- Rate of Pay Safe Harbor – The organization will meet the affordability requirement if the employee is not required to contribute more than 9.5% of an employee’s monthly wages on the premium for single health insurance coverage. For hourly employees, this is calculated by multiplying the employee’s hourly rate by 130 hours. For salaried employees, the employer may simply use the employee’s regular monthly salary.
- Federal Poverty Level Safe Harbor – The organization will meet the affordability requirement if the employee is not required to contribute more than 9.5% of the federal poverty level for the year on the premium for single health insurance coverage. (The current federal poverty level is $11,670 for a single person, so 9.5% of that is approximately $1100. Therefore, to meet this safe harbor, the employer must ensure the employee is not required to contribute more than approximately $1100/year for the employee’s premium for single health insurance coverage.)

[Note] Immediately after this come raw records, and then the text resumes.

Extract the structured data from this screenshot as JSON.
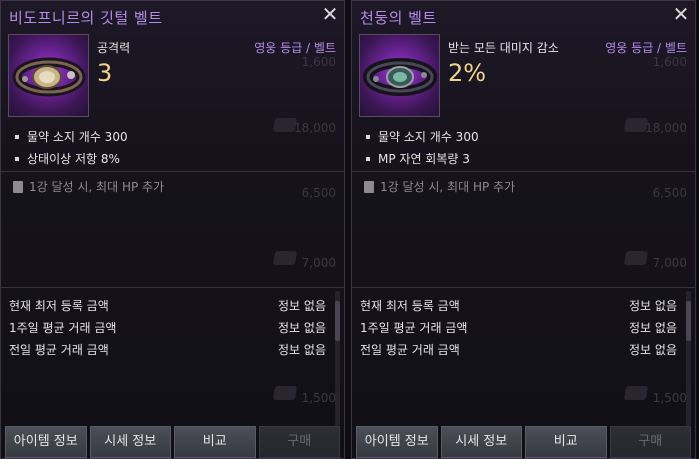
{
  "panels": [
    {
      "title": "비도프니르의 깃털 벨트",
      "stat_label": "공격력",
      "stat_value": "3",
      "grade": "영웅 등급 / 벨트",
      "bullets": [
        "물약 소지 개수 300",
        "상태이상 저항 8%"
      ],
      "enhance_note": "1강 달성 시, 최대 HP 추가",
      "market": [
        {
          "label": "현재 최저 등록 금액",
          "value": "정보 없음"
        },
        {
          "label": "1주일 평균 거래 금액",
          "value": "정보 없음"
        },
        {
          "label": "전일 평균 거래 금액",
          "value": "정보 없음"
        }
      ],
      "buttons": [
        "아이템 정보",
        "시세 정보",
        "비교",
        "구매"
      ]
    },
    {
      "title": "천둥의 벨트",
      "stat_label": "받는 모든 대미지 감소",
      "stat_value": "2%",
      "grade": "영웅 등급 / 벨트",
      "bullets": [
        "물약 소지 개수 300",
        "MP 자연 회복량 3"
      ],
      "enhance_note": "1강 달성 시, 최대 HP 추가",
      "market": [
        {
          "label": "현재 최저 등록 금액",
          "value": "정보 없음"
        },
        {
          "label": "1주일 평균 거래 금액",
          "value": "정보 없음"
        },
        {
          "label": "전일 평균 거래 금액",
          "value": "정보 없음"
        }
      ],
      "buttons": [
        "아이템 정보",
        "시세 정보",
        "비교",
        "구매"
      ]
    }
  ],
  "background_prices": [
    "1,600",
    "18,000",
    "6,500",
    "7,000",
    "1,500"
  ],
  "close_glyph": "✕",
  "colors": {
    "title": "#b58ae8",
    "grade": "#b58ae8",
    "stat_value": "#f0d58a"
  }
}
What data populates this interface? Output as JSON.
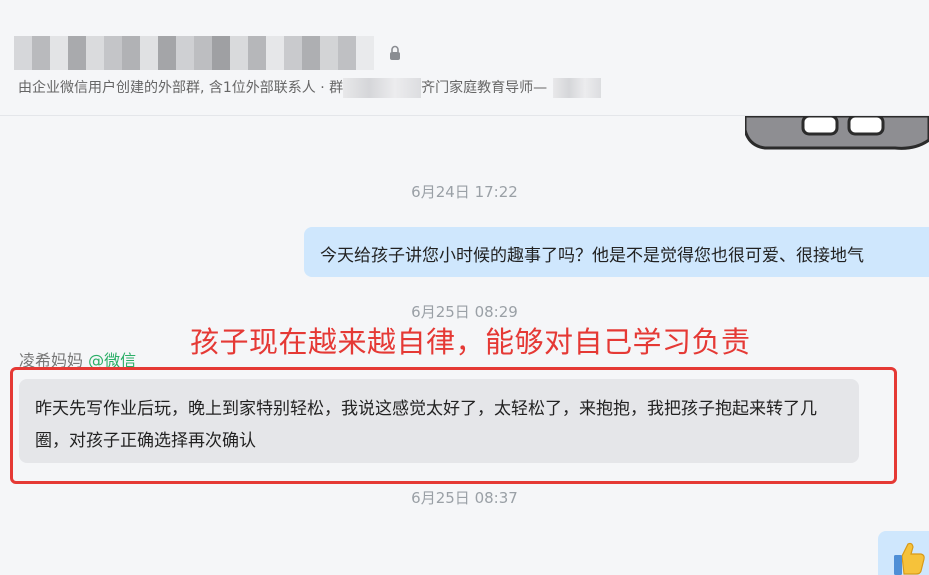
{
  "header": {
    "subtitle_prefix": "由企业微信用户创建的外部群, 含1位外部联系人 · 群",
    "subtitle_suffix": "齐门家庭教育导师—"
  },
  "timestamps": [
    "6月24日 17:22",
    "6月25日 08:29",
    "6月25日 08:37"
  ],
  "messages": {
    "outgoing_1": "今天给孩子讲您小时候的趣事了吗？他是不是觉得您也很可爱、很接地气",
    "incoming_1": {
      "sender_name": "凌希妈妈",
      "sender_source": "@微信",
      "text": "昨天先写作业后玩，晚上到家特别轻松，我说这感觉太好了，太轻松了，来抱抱，我把孩子抱起来转了几圈，对孩子正确选择再次确认"
    }
  },
  "annotation": {
    "title": "孩子现在越来越自律，能够对自己学习负责",
    "color": "#e53935"
  },
  "colors": {
    "outgoing_bubble": "#cfe7fd",
    "incoming_bubble": "#e5e6e9",
    "wechat_green": "#2bae67"
  },
  "icons": {
    "group_lock": "lock-icon",
    "sticker_top": "sticker-image",
    "thumbs_up": "thumbs-up-emoji"
  }
}
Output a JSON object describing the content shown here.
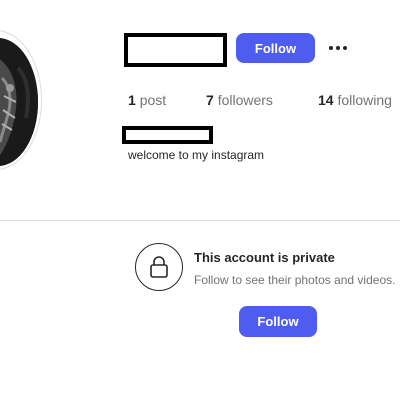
{
  "header": {
    "follow_label": "Follow",
    "more_icon": "more-horizontal-icon"
  },
  "stats": {
    "posts": {
      "count": "1",
      "label": "post"
    },
    "followers": {
      "count": "7",
      "label": "followers"
    },
    "following": {
      "count": "14",
      "label": "following"
    }
  },
  "bio": {
    "text": "welcome to my instagram"
  },
  "private_notice": {
    "icon": "lock-icon",
    "title": "This account is private",
    "subtitle": "Follow to see their photos and videos.",
    "follow_label": "Follow"
  },
  "colors": {
    "accent": "#4f5cf0",
    "text": "#262626",
    "muted": "#737373",
    "divider": "#dbdbdb"
  }
}
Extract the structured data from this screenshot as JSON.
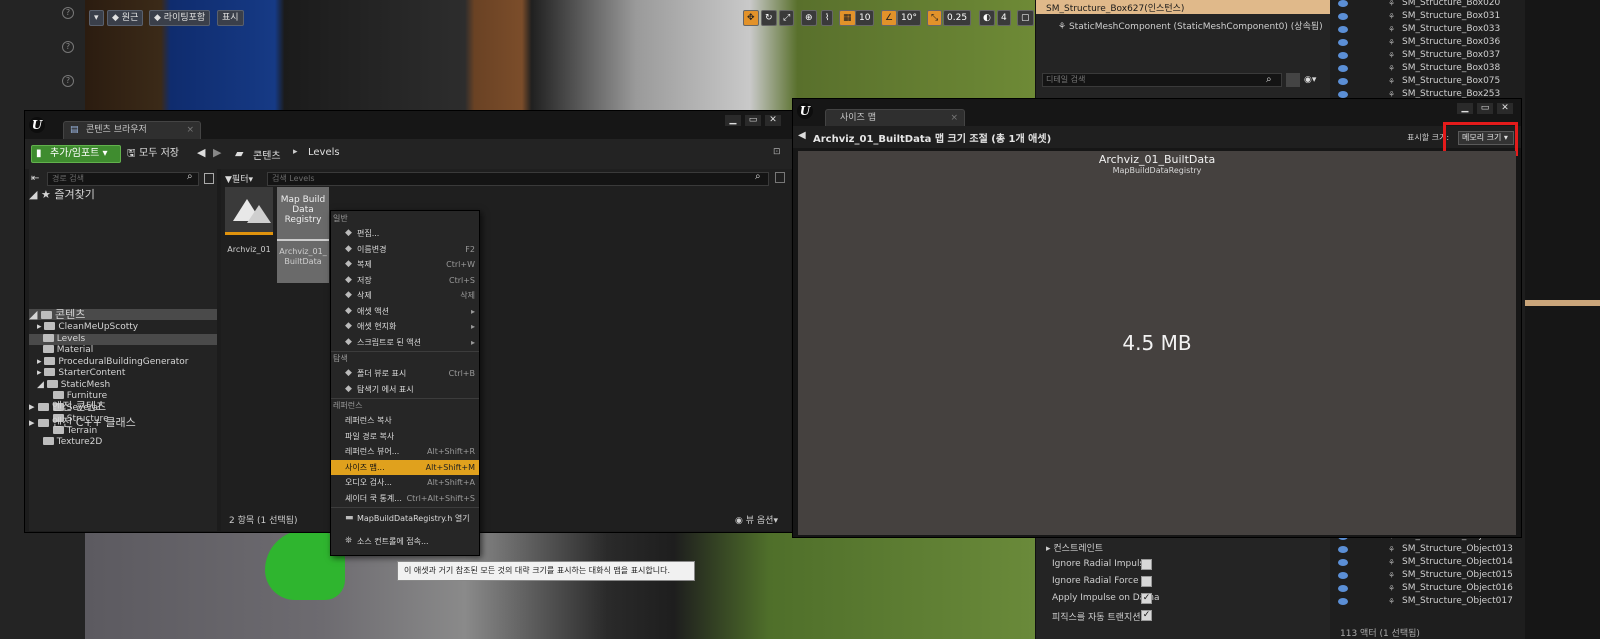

Note: No employer contribution is required toward dependent health coverage. All of these affordability calculations should be performed using the employee-only cost of the health plan premium.STEP 3: Offer the Plan to all Full Time Employees and their Dependent Children. The health insurance plan must be offered to all full-time employees regularly working 30 or more hours per week. The health plan (but no contribution) must also be offered to the employee’s dependent children. The organization is not required to extend coverage to spouses or domestic partners to avoid employer mandate penalties.STEP 4: Perform your Section 6056 Reporting. Both midsized and large employers are required to begin employer mandate reporting under Section 6056 of the tax code beginning in the 2015 tax year. The reporting forms must be provided to employees by January 31, 2016 and filed with the IRS by February 28, 2016 (if reporting on paper), or by March 31, 2016 (if reporting electronically).It is important to note that some employers will elect the strategy of “pay” rather than “play.” Employers subject to the Employer Mandate should certainly evaluate all options; and one choice is to simply pay the penalty each year rather than offer minimum value health insurance to employees at an “affordable” rate. However, the preceding steps are intended to assist those employers who have elected to “play” rather than “pay.”Whatever option you elect for your organization, it is crucial to be prepared for these monumental changes on the horizon. Employer Mandate penalties have the potential to be substantial, so make sure you begin your preparation now. Your tax professionals, health insurance professionals, human resources professionals and legal counsel are all great resources for information on this complex provision of Health Care Reform.